** Opening Entries supplied block **
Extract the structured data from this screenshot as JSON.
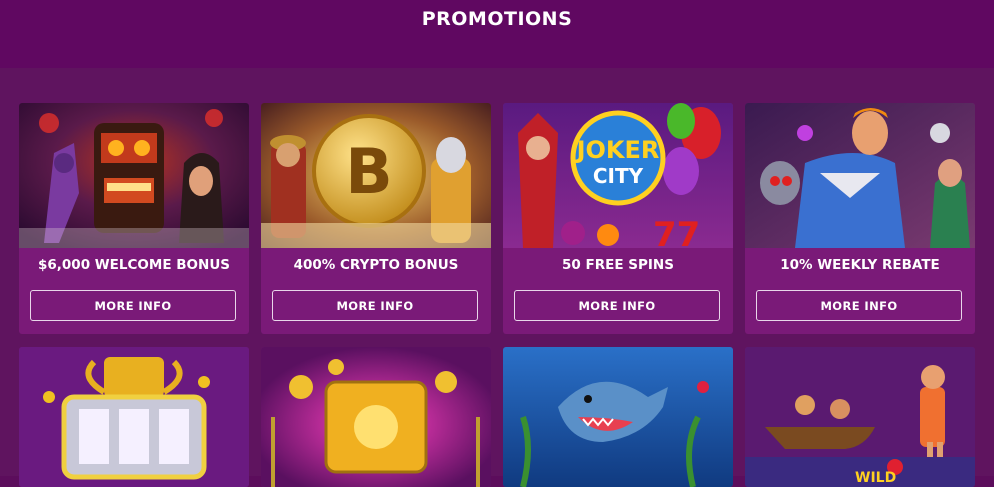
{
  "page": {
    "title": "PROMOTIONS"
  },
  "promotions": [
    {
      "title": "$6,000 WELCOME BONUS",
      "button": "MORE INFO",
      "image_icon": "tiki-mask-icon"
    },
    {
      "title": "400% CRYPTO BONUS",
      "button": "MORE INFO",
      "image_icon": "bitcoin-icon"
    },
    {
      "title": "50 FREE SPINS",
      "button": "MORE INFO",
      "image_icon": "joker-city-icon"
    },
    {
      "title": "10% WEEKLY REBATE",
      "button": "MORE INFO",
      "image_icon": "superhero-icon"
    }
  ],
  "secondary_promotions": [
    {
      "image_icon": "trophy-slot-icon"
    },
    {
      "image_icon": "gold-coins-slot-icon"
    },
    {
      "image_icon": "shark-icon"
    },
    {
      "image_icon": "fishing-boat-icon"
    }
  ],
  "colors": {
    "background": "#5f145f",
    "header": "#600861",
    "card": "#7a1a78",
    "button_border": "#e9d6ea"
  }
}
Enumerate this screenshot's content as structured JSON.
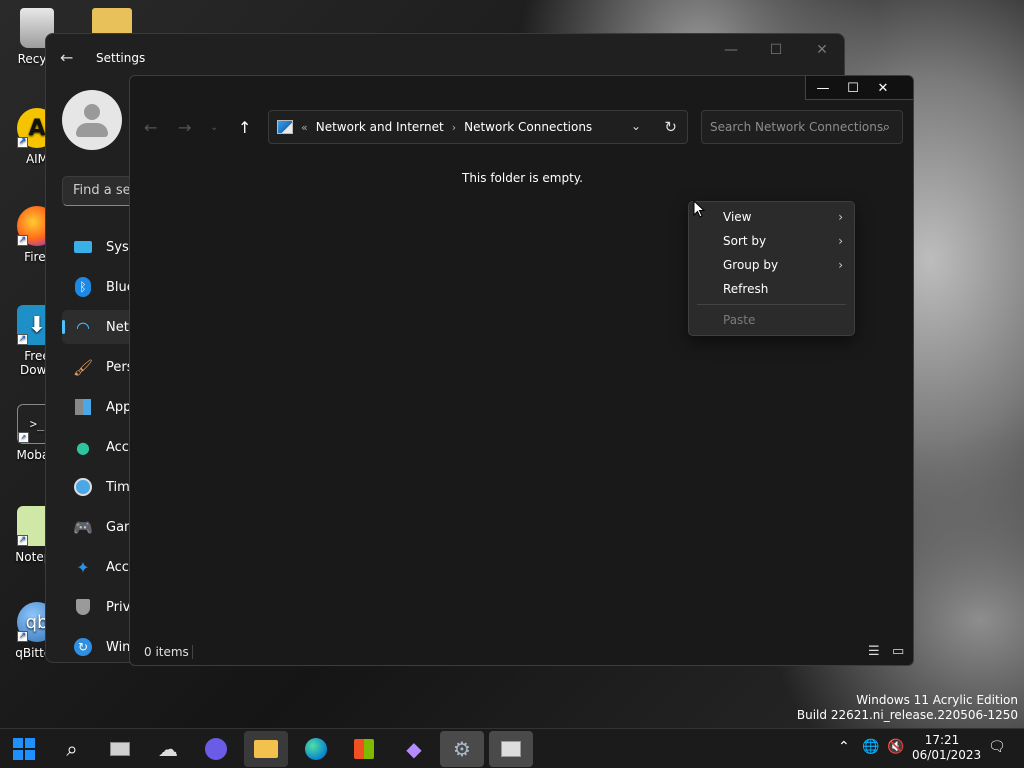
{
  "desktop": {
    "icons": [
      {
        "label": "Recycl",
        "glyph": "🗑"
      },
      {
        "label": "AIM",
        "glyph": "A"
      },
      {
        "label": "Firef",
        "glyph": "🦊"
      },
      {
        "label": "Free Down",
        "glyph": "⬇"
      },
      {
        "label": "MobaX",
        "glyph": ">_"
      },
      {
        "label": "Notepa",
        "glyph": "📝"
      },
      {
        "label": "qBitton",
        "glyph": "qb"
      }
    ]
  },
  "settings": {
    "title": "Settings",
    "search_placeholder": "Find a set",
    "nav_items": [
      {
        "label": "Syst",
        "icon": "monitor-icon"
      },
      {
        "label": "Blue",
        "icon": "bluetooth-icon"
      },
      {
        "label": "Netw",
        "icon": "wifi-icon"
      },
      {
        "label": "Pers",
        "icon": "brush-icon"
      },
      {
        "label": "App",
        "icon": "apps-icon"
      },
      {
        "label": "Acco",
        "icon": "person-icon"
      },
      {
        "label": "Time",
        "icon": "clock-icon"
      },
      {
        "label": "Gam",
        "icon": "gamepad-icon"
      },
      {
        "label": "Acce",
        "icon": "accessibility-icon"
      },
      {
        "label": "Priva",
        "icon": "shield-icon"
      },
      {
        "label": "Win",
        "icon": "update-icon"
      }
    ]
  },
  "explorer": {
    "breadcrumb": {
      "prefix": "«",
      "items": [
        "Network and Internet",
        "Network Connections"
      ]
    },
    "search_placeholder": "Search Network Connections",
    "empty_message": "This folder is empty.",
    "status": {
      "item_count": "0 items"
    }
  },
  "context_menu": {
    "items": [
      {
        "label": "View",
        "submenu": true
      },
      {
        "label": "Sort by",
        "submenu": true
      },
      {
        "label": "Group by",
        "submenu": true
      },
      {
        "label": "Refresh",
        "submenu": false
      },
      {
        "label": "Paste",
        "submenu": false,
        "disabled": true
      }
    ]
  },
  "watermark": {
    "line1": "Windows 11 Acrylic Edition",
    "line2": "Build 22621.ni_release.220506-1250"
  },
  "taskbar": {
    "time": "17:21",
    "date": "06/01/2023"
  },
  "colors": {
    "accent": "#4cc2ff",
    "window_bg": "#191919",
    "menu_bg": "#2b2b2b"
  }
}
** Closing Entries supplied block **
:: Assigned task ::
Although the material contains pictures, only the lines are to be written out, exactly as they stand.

:: Problem solution ::
Extract the structured data from this screenshot as JSON.
{
  "page": {
    "title": "PROMOTIONS"
  },
  "promotions": [
    {
      "title": "$6,000 WELCOME BONUS",
      "button": "MORE INFO",
      "image_icon": "tiki-mask-icon"
    },
    {
      "title": "400% CRYPTO BONUS",
      "button": "MORE INFO",
      "image_icon": "bitcoin-icon"
    },
    {
      "title": "50 FREE SPINS",
      "button": "MORE INFO",
      "image_icon": "joker-city-icon"
    },
    {
      "title": "10% WEEKLY REBATE",
      "button": "MORE INFO",
      "image_icon": "superhero-icon"
    }
  ],
  "secondary_promotions": [
    {
      "image_icon": "trophy-slot-icon"
    },
    {
      "image_icon": "gold-coins-slot-icon"
    },
    {
      "image_icon": "shark-icon"
    },
    {
      "image_icon": "fishing-boat-icon"
    }
  ],
  "colors": {
    "background": "#5f145f",
    "header": "#600861",
    "card": "#7a1a78",
    "button_border": "#e9d6ea"
  }
}
Enumerate this screenshot's content as structured JSON.
{
  "desktop": {
    "icons": [
      {
        "label": "Recycl",
        "glyph": "🗑"
      },
      {
        "label": "AIM",
        "glyph": "A"
      },
      {
        "label": "Firef",
        "glyph": "🦊"
      },
      {
        "label": "Free Down",
        "glyph": "⬇"
      },
      {
        "label": "MobaX",
        "glyph": ">_"
      },
      {
        "label": "Notepa",
        "glyph": "📝"
      },
      {
        "label": "qBitton",
        "glyph": "qb"
      }
    ]
  },
  "settings": {
    "title": "Settings",
    "search_placeholder": "Find a set",
    "nav_items": [
      {
        "label": "Syst",
        "icon": "monitor-icon"
      },
      {
        "label": "Blue",
        "icon": "bluetooth-icon"
      },
      {
        "label": "Netw",
        "icon": "wifi-icon"
      },
      {
        "label": "Pers",
        "icon": "brush-icon"
      },
      {
        "label": "App",
        "icon": "apps-icon"
      },
      {
        "label": "Acco",
        "icon": "person-icon"
      },
      {
        "label": "Time",
        "icon": "clock-icon"
      },
      {
        "label": "Gam",
        "icon": "gamepad-icon"
      },
      {
        "label": "Acce",
        "icon": "accessibility-icon"
      },
      {
        "label": "Priva",
        "icon": "shield-icon"
      },
      {
        "label": "Win",
        "icon": "update-icon"
      }
    ]
  },
  "explorer": {
    "breadcrumb": {
      "prefix": "«",
      "items": [
        "Network and Internet",
        "Network Connections"
      ]
    },
    "search_placeholder": "Search Network Connections",
    "empty_message": "This folder is empty.",
    "status": {
      "item_count": "0 items"
    }
  },
  "context_menu": {
    "items": [
      {
        "label": "View",
        "submenu": true
      },
      {
        "label": "Sort by",
        "submenu": true
      },
      {
        "label": "Group by",
        "submenu": true
      },
      {
        "label": "Refresh",
        "submenu": false
      },
      {
        "label": "Paste",
        "submenu": false,
        "disabled": true
      }
    ]
  },
  "watermark": {
    "line1": "Windows 11 Acrylic Edition",
    "line2": "Build 22621.ni_release.220506-1250"
  },
  "taskbar": {
    "time": "17:21",
    "date": "06/01/2023"
  },
  "colors": {
    "accent": "#4cc2ff",
    "window_bg": "#191919",
    "menu_bg": "#2b2b2b"
  }
}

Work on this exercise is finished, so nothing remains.